Tuesday, 22 January 2013

Kids are spoilt nowadays

My 10-year-old niece was staying with us at the weekend, and I took her to the Huddersfield game – her first football match.

Don’t worry, this isn’t going to be one of those ‘cute things kids say’ pieces: Susie sat silent throughout, to such an extent that I occasionally worried she might have frozen to death without me noticing. Nor am I about to expound on the insights gained from seeing the game from the perspective of a newcomer. Like I say, she barely spoke a word, so I’m none the wiser as to what Championship football looks like through a child’s eyes.

No, the main thing I wanted to say is that I simultaneously envy and pity her. Envy, because she witnessed a far higher standard of football at her first game than I did back in 1970, when I somehow managed to fall in love with a Watford team scuffling around at the bottom of the old Second Division. And as for that goal, I hope I managed to convey to Susie just how lucky she was to be there to witness it. She could watch football for the next 10 years and not see anything half as good.

But that may also be a reason to pity her a little. In football, as in life in general, good things are more enjoyable when you’ve had to go through some dross to get to them. For me, the Golden Era of Watford was all the more special because I’d watched us spiral downwards through the divisions. A fan who came on board in 1977 will have had a very different experience of watching the Hornets (though they got their payback in the late 80s and early 90s).

For the record, Susie assured me afterwards that she really enjoyed the match. (And she took the bitter cold in her stride; my teeth were chattering by the start of the second half, while she never even bothered zipping her coat up properly.) Maybe she’ll become a regular at the Vic, maybe she’ll never go again. Either way, I’m glad she got to see something a bit special.

Thursday, 3 January 2013

Work in progress

Having missed all three December home matches due to family commitments, I enjoyed reacquainting myself with the Pozzos’ Watford on New Year’s Day, despite the result. 

Actually, even the result wasn’t so bad. Nice (and novel) as it is to be sitting in the playoff positions at the turn of the year, I really hope we don’t go up this year. Our last two visits to the Premiership were so brief and ghastly precisely because we went up too quickly, borne on a momentum that we didn’t have the resources to maintain once we reached the so-called promised land. If we are going to make another trip there, I’d like to think we might be able to stay up this time, and for that we need more time to prepare.
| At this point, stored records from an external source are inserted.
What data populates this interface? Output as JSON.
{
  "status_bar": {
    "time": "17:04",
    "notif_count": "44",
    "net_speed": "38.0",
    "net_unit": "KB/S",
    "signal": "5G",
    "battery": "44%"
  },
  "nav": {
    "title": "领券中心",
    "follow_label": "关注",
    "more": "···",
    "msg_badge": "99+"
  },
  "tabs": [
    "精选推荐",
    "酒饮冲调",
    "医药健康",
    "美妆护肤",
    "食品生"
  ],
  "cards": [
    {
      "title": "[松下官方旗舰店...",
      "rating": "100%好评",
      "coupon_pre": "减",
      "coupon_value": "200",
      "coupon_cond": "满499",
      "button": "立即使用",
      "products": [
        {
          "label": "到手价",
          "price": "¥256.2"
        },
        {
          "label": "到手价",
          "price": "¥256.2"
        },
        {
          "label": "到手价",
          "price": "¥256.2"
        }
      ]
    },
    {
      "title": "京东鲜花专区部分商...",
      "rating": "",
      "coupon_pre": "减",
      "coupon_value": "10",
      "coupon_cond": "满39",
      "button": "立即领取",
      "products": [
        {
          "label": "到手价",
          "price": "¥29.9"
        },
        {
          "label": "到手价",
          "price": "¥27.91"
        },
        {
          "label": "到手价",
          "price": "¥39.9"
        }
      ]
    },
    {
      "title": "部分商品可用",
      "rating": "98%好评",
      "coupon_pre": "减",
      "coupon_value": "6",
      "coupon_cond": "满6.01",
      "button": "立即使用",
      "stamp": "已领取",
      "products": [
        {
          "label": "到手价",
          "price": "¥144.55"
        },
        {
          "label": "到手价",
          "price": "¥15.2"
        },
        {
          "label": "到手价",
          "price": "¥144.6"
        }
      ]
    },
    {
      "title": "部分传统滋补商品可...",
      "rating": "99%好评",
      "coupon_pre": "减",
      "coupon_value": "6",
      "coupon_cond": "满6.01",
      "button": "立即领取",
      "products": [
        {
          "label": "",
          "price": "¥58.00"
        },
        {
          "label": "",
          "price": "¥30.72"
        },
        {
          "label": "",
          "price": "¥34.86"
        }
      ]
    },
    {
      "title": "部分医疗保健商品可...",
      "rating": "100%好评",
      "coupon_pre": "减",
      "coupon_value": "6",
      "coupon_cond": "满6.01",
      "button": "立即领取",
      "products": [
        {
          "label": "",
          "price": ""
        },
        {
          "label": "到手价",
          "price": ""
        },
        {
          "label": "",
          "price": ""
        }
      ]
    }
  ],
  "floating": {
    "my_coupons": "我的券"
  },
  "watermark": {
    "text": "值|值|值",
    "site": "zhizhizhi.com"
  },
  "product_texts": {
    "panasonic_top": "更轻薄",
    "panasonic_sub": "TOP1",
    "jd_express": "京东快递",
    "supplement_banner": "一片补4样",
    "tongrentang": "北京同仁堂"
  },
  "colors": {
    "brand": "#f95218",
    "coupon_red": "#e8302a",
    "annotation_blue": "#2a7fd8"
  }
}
It takes two years, as per the Pozzo masterplan, or three or four for that matter, so be it. By that point, we might have some financial stability – and maybe even a four-sided ground.

As for the team, my initial reservations haven’t entirely dissipated. True, I can now tell my Abdis from my Anyas, though I’m still a little hazy on the qualities of some of the less-featured loanees like Fanchone and Battochio. My knowledge of basic stuff like backgrounds and ages could be better, too. For instance, it’s only in the last few days that I’ve grasped that Vydra is a mere stripling of 20 (thank you Sky Sports), while Geijo is a surprisingly mature 30 (thank you the Watford programme). Maybe this will all sink in eventually, but I suspect there’s a part of my brain that is simply unwilling to devote any space to Geoffrey Mujangi Bia’s CV, given that he’s probably destined to be a very minor footnote in the history of the club.

There’s also the unwieldly size of the squad, which may start to be addressed during the transfer window. Sadly, that will probably mean players who have previously done a decent job for the club being palmed off on anyone who’ll have them: Chris Iwelumo, Carl Dickinson, Joe Garner (all right, I won’t miss him), Matt Whichelow, Ross Jenkins, Dale Bennett and Lee Hodson are all some way off making the matchday squad and may welcome the chance to start again somewhere new. And I wonder if we’ll ever see Stephen McGinn in a Watford shirt again? Without regular reserve fixtures, there’s no easy way for a long-term injury absentee like him to regain the match fitness he needs to get back in the thick of the action.

Sorry, this is all sounding a bit churlish. Of course I’m enjoying the unaccustomed sight of a Watford team playing brilliant, incisive attacking football, and long may it continue. But the Pozzo project is still a work in progress, and the fact that we’re currently sitting pretty in sixth place doesn’t alter that.